But ultimately, what makes “To Kill A Mockingbird” so effective — both in book form and in this stage production —is the fact that it is told from the point of view of the guileless children, Jem, Scout and Dill (Thomas Schiavoni), a visitor who spends summers in Maycomb with his aunt. Through their friendship and mischief making, the three youngsters dip their toes in the world of adult concerns, not only by trying to make their reclusive and allegedly psychotic neighbor, Boo Radley, “come out,” but also in the fact they have to turn to the adults in their lives to help them understand unfathomable concepts such as rape and racism.
Atticus does just that in a way that is unabashedly honest and open (no accident that his children refer to him by his first name). That honesty is another reason for the resonance of this piece. Atticus’ determination to stand as a beacon for his children by encouraging them to see life from the point of view of every person they encounter, including thug-like racists who show up at the country jail seeking to lynch his client, illustrates the uncompromising nature of his character.
The cast does a great job of bringing Mockingbird to life — particularly Kosanke, Troy and Schiavoni, who, despite their young age, must advance the plot and are the center on which the entire wheel turns. Not an easy task for a trio of young actors not yet in their teens. It’s a lot of dialogue and it would be great to see them slow down a bit as some of the best moments in the play rush by much too quickly.

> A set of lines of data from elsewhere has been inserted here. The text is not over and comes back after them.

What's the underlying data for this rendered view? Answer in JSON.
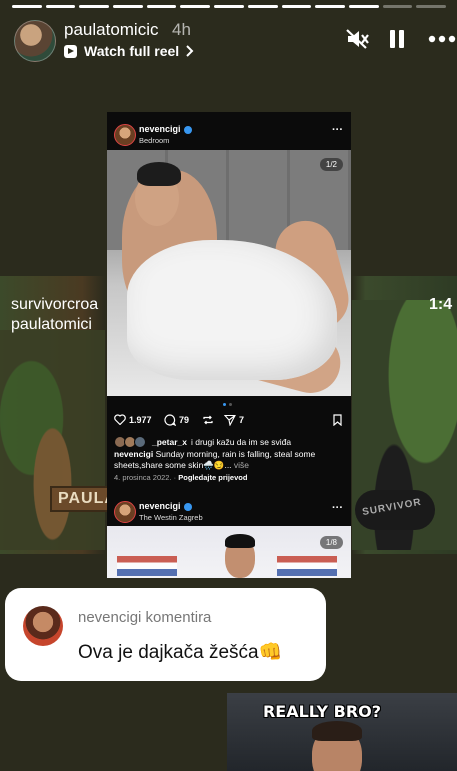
{
  "progress": {
    "total": 13,
    "completed": 11
  },
  "header": {
    "username": "paulatomicic",
    "time_ago": "4h",
    "watch_label": "Watch full reel",
    "icons": [
      "mute-icon",
      "pause-icon",
      "more-icon"
    ]
  },
  "background": {
    "overlay_left": "survivorcroa\npaulatomici",
    "overlay_right": "1:4",
    "sign": "PAULA T",
    "bag": "SURVIVOR"
  },
  "post": {
    "username": "nevencigi",
    "location": "Bedroom",
    "counter": "1/2",
    "likes": "1.977",
    "comments": "79",
    "shares": "7",
    "liked_by_user": "_petar_x",
    "liked_by_rest": "i drugi kažu da im se sviđa",
    "caption_user": "nevencigi",
    "caption_text": "Sunday morning, rain is falling, steal some sheets,share some skin🌧️😏...",
    "more": "više",
    "date": "4. prosinca 2022.",
    "translate": "Pogledajte prijevod"
  },
  "post2": {
    "username": "nevencigi",
    "location": "The Westin Zagreb",
    "counter": "1/8"
  },
  "comment_sticker": {
    "title": "nevencigi komentira",
    "text": "Ova je dajkača žešća👊"
  },
  "meme": {
    "text": "REALLY BRO?"
  }
}
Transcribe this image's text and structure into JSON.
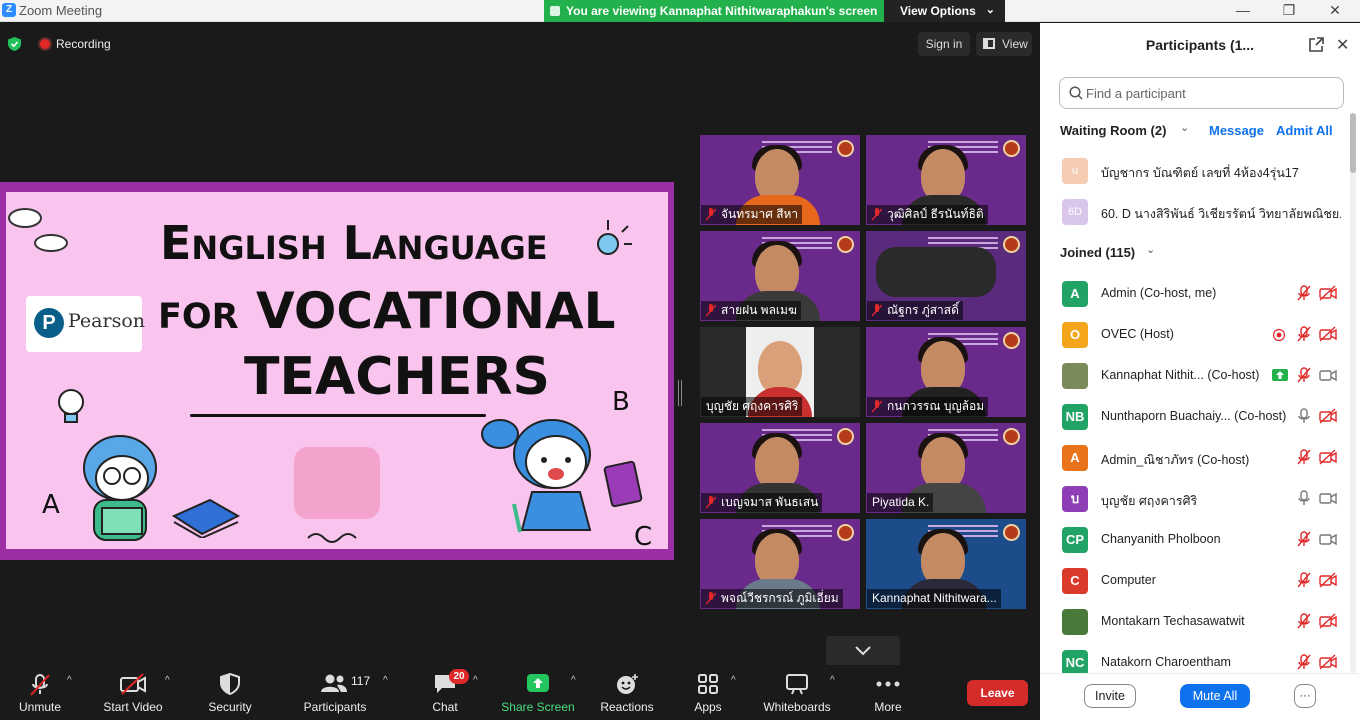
{
  "window": {
    "title": "Zoom Meeting",
    "logo": "Z"
  },
  "share_banner": "You are viewing Kannaphat Nithitwaraphakun's screen",
  "view_options": "View Options",
  "topbar": {
    "recording": "Recording",
    "sign_in": "Sign in",
    "view": "View"
  },
  "slide": {
    "line1": "English Language",
    "line2": "for VOCATIONAL",
    "line3": "TEACHERS",
    "brand": "Pearson",
    "brand_letter": "P",
    "letters": [
      "A",
      "B",
      "C"
    ]
  },
  "videos": [
    {
      "name": "จันทรมาศ สีหา",
      "muted": true
    },
    {
      "name": "วุฒิศิลป์ ธีรนันท์ธิติ",
      "muted": true
    },
    {
      "name": "สายฝน พลเมฆ",
      "muted": true
    },
    {
      "name": "ณัฐกร ภู่สาสดิ์",
      "muted": true
    },
    {
      "name": "บุญชัย ศฤงคารศิริ",
      "muted": false
    },
    {
      "name": "กนกวรรณ บุญล้อม",
      "muted": true
    },
    {
      "name": "เบญจมาส พันธเสน",
      "muted": true
    },
    {
      "name": "Piyatida K.",
      "muted": false
    },
    {
      "name": "พจณ์วีชรกรณ์ ภูมิเอี่ยม",
      "muted": true
    },
    {
      "name": "Kannaphat Nithitwara...",
      "muted": false
    }
  ],
  "toolbar": {
    "unmute": "Unmute",
    "start_video": "Start Video",
    "security": "Security",
    "participants": "Participants",
    "participants_count": "117",
    "chat": "Chat",
    "chat_badge": "20",
    "share_screen": "Share Screen",
    "reactions": "Reactions",
    "apps": "Apps",
    "whiteboards": "Whiteboards",
    "more": "More",
    "leave": "Leave"
  },
  "panel": {
    "title": "Participants (1...",
    "search_placeholder": "Find a participant",
    "waiting_title": "Waiting Room (2)",
    "message": "Message",
    "admit_all": "Admit All",
    "waiting": [
      {
        "initials": "u",
        "name": "บัญชากร บัณฑิตย์ เลขที่ 4ห้อง4รุ่น17",
        "color": "#f6cdb3"
      },
      {
        "initials": "6D",
        "name": "60. D นางสิริพันธ์ วิเชียรรัตน์ วิทยาลัยพณิชย...",
        "color": "#d9c6ea"
      }
    ],
    "joined_title": "Joined (115)",
    "joined": [
      {
        "initials": "A",
        "name": "Admin (Co-host, me)",
        "color": "#21a366",
        "mic": "muted",
        "cam": "off"
      },
      {
        "initials": "O",
        "name": "OVEC (Host)",
        "color": "#f3a51b",
        "mic": "muted",
        "cam": "off",
        "extra": "record-icon"
      },
      {
        "initials": "",
        "name": "Kannaphat Nithit...  (Co-host)",
        "color": "#7a8a5a",
        "mic": "muted",
        "cam": "on",
        "extra": "share-screen-icon"
      },
      {
        "initials": "NB",
        "name": "Nunthaporn Buachaiy... (Co-host)",
        "color": "#21a366",
        "mic": "on",
        "cam": "off"
      },
      {
        "initials": "A",
        "name": "Admin_ณิชาภัทร (Co-host)",
        "color": "#e8731b",
        "mic": "muted",
        "cam": "off"
      },
      {
        "initials": "บ",
        "name": "บุญชัย ศฤงคารศิริ",
        "color": "#8e3fb5",
        "mic": "on",
        "cam": "on"
      },
      {
        "initials": "CP",
        "name": "Chanyanith Pholboon",
        "color": "#21a366",
        "mic": "muted",
        "cam": "on"
      },
      {
        "initials": "C",
        "name": "Computer",
        "color": "#d93a2b",
        "mic": "muted",
        "cam": "off"
      },
      {
        "initials": "",
        "name": "Montakarn Techasawatwit",
        "color": "#4a7a3a",
        "mic": "muted",
        "cam": "off"
      },
      {
        "initials": "NC",
        "name": "Natakorn Charoentham",
        "color": "#21a366",
        "mic": "muted",
        "cam": "off"
      }
    ],
    "invite": "Invite",
    "mute_all": "Mute All",
    "more": "···"
  }
}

Eck also does a fine turn as Atticus Finch, as does Winborn who, as Calpurnia, is frighteningly firm, yet loving and protective toward her young charges, while Thomas offers an incredibly moving performance as Tom Robinson on the witness stand.
Rounding out the extremely capable cast is Rob DiSario as Heck Tate, William Sturek as Judge Taylor and Mr. Cunningham, Joe Pallister as Bob Ewell and Al Bundonis as Mr. Gilmer.
And underscoring it all is the innocence of Scout, who can’t understand why her friends and neighbors are turning against her family. She’s a very little girl who can disarm the angriest of mobs with a simple reminder, not of their differences, but of what they have in common. It’s a lesson that we’d all do well to remember in this divisive age and one that, thanks to Harper Lee, Atticus Finch will never let us forget.
“To Kill A Mockingbird” runs through November 29 at the Bay Street Theater on Long Wharf in Sag Harbor. Set design is by Gary Hygom with lighting by Mike Billings. In addition to weekday shows for school groups, public performances are Fridays and Saturdays at 7 p.m. with matinees on Saturdays at 2 p.m. Students are admitted free with ID. Adults are $25. Weekday show times vary and are open to the public, if available. Call (631) 725-9500 to reserve or visit baystreet.org.